(App and web page records)
◇ ◇ ◇ ◇ ◇ ◇ ◇

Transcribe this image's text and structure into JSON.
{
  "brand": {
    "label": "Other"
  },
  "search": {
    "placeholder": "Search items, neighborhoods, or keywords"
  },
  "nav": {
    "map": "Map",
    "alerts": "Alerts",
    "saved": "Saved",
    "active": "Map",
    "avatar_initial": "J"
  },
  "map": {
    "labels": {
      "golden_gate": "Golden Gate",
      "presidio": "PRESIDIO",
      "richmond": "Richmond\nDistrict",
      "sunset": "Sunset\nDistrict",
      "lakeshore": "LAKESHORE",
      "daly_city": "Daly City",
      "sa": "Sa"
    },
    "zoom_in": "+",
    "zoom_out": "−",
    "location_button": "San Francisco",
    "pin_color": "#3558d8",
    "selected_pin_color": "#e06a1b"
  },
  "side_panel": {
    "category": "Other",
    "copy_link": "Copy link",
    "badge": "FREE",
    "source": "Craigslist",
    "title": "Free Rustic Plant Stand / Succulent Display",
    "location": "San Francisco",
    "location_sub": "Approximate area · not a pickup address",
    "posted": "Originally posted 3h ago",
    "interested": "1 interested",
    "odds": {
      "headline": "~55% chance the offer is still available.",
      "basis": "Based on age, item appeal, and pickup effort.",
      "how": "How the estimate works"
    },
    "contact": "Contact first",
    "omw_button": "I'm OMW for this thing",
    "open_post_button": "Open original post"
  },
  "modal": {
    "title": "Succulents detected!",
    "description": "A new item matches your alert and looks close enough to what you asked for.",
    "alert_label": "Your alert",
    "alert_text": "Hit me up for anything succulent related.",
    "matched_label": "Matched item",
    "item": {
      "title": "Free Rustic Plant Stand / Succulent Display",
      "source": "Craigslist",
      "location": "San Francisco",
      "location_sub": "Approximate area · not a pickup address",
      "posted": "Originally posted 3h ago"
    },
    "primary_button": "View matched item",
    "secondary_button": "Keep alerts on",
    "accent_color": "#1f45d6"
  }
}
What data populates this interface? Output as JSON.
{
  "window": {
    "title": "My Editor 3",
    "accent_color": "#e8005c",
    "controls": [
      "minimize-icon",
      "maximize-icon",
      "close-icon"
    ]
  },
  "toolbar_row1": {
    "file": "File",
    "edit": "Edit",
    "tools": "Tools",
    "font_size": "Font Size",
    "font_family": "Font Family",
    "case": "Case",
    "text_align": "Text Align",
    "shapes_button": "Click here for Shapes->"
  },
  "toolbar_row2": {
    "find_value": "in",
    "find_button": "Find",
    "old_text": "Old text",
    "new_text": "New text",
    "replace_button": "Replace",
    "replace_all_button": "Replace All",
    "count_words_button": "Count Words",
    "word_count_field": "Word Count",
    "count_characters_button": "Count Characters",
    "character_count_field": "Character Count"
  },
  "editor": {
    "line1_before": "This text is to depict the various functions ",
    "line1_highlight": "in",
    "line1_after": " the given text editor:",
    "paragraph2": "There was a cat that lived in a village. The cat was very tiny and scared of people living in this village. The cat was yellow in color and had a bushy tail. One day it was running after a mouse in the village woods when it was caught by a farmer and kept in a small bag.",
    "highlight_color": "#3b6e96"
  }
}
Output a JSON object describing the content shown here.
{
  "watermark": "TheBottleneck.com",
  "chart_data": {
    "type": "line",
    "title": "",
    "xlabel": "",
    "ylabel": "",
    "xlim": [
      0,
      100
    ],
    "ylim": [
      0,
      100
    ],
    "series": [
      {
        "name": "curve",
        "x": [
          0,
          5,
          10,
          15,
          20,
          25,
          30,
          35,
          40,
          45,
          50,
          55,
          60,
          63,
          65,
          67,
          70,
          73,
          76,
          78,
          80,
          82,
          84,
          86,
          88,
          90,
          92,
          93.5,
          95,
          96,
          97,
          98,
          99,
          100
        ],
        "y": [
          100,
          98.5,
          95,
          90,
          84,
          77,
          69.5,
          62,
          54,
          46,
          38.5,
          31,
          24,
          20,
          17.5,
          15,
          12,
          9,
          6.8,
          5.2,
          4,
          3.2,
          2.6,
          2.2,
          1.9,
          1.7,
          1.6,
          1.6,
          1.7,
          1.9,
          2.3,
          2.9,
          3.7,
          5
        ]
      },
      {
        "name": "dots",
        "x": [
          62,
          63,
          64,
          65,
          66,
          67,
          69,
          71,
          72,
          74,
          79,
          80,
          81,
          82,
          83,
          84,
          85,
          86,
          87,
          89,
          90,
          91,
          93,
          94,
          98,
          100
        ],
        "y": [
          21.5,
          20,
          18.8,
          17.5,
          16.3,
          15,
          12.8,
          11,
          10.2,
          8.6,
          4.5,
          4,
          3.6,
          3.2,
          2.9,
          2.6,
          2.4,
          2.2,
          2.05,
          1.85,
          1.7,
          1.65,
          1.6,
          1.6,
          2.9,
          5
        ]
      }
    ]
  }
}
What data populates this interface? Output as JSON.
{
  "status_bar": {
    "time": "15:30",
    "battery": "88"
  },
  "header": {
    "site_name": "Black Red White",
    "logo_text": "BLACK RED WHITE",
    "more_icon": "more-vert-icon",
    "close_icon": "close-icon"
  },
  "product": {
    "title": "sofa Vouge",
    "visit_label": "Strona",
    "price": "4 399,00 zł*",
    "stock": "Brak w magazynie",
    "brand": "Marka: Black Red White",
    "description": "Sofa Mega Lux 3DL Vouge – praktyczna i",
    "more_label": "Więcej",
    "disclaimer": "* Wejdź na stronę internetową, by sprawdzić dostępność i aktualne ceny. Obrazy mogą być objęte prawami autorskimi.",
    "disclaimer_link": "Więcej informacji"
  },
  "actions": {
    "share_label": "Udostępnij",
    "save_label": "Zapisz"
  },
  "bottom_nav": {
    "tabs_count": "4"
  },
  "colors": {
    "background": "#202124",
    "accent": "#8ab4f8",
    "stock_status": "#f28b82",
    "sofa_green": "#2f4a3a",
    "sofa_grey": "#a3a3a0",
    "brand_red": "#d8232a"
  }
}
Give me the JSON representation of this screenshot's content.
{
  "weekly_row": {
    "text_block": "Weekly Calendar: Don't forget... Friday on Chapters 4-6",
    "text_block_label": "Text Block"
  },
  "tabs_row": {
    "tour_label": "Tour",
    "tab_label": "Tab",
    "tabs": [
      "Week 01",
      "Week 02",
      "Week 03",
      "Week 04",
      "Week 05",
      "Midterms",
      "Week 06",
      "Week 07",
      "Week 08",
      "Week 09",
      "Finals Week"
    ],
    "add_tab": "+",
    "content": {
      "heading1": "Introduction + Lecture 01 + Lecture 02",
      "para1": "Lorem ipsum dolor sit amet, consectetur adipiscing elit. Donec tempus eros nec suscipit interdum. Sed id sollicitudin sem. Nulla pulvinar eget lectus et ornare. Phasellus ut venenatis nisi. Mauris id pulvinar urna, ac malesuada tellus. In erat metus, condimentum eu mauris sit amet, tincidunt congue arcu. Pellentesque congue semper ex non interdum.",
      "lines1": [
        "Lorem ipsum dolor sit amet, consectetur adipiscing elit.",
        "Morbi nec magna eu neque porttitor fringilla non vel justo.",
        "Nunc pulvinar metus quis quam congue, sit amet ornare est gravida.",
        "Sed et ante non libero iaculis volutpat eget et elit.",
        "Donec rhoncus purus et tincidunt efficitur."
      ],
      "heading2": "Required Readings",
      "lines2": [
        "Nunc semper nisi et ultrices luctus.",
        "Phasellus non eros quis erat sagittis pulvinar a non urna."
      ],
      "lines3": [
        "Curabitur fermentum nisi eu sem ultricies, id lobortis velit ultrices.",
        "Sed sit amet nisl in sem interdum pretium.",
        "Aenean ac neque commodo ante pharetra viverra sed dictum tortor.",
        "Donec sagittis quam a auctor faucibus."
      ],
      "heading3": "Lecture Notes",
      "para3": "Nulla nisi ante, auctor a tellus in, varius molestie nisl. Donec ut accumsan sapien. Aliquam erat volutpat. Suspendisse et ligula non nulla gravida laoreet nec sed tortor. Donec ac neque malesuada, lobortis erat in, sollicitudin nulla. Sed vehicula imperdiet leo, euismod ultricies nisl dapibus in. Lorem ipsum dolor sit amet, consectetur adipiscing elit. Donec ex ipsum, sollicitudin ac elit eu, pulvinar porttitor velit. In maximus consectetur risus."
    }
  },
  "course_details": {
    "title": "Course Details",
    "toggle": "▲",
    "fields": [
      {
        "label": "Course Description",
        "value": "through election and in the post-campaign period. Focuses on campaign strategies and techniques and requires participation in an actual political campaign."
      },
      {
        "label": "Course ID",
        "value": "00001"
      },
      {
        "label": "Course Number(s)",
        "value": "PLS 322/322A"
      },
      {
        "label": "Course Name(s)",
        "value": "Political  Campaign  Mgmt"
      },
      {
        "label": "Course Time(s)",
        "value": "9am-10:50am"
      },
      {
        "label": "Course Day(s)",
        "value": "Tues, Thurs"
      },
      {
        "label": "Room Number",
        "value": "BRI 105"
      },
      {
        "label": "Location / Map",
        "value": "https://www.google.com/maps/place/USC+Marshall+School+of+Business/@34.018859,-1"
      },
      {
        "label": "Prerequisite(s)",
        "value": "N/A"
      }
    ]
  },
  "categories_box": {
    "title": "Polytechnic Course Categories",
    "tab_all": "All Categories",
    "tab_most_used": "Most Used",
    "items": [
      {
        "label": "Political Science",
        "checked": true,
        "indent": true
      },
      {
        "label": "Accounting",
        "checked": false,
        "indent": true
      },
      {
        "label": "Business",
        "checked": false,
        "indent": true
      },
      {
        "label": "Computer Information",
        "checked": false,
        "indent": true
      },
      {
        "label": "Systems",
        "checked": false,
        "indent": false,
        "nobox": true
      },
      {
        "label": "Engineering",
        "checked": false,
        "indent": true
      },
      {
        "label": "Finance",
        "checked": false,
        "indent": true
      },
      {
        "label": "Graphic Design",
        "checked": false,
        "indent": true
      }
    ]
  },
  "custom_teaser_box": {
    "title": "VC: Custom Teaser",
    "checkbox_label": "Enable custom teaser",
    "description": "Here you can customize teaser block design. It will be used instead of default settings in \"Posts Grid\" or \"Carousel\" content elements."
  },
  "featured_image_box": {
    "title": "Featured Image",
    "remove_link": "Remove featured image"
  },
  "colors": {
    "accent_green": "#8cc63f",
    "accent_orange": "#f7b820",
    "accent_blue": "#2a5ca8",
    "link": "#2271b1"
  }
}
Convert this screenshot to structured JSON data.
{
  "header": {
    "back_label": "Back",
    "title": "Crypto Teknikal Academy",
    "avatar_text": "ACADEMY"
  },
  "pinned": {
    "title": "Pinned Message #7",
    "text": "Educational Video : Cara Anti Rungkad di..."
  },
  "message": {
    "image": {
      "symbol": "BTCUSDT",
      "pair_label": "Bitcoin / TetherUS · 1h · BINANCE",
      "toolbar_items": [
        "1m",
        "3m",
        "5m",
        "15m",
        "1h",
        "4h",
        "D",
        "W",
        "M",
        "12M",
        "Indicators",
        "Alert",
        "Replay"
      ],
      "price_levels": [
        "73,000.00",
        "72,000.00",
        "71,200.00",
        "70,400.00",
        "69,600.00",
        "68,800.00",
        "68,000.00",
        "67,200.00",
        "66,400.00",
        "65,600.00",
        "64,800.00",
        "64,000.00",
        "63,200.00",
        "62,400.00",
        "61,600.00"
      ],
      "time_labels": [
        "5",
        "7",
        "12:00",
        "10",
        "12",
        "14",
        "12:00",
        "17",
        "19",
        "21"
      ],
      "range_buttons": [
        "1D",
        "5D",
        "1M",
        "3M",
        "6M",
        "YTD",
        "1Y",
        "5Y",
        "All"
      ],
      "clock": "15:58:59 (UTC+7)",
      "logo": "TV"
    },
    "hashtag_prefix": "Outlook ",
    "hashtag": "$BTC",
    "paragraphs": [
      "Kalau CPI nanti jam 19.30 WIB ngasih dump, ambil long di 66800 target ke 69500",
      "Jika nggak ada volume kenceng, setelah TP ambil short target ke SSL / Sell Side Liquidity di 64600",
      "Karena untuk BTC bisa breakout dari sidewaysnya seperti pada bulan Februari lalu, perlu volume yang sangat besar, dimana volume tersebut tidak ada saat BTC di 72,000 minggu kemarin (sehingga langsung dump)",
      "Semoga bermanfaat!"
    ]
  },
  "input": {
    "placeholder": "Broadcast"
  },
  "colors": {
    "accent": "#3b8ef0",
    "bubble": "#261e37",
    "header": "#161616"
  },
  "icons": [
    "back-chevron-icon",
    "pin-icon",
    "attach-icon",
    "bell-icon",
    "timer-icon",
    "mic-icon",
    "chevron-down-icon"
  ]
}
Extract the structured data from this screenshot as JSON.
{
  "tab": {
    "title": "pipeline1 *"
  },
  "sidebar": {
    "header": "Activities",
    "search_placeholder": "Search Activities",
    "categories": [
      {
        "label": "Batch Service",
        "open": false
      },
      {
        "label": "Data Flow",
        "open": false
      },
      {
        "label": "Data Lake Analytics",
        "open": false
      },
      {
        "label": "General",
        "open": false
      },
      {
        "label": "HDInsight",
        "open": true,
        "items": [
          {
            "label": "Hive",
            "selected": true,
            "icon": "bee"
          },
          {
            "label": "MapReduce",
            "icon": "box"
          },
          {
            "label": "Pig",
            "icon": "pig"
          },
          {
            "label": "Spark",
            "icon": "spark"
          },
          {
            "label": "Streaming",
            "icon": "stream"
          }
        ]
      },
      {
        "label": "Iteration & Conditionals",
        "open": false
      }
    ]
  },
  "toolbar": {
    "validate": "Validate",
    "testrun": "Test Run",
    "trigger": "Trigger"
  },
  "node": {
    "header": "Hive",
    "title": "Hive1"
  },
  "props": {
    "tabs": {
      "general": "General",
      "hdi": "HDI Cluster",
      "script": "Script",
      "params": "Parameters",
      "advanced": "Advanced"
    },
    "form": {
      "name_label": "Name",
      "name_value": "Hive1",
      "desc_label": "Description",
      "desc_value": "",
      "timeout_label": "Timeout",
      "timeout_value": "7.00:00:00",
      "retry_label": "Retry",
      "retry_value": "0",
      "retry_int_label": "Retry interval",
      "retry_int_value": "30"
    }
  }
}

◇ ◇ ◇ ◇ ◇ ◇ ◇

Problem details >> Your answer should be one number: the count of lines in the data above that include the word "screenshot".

Reply >> 3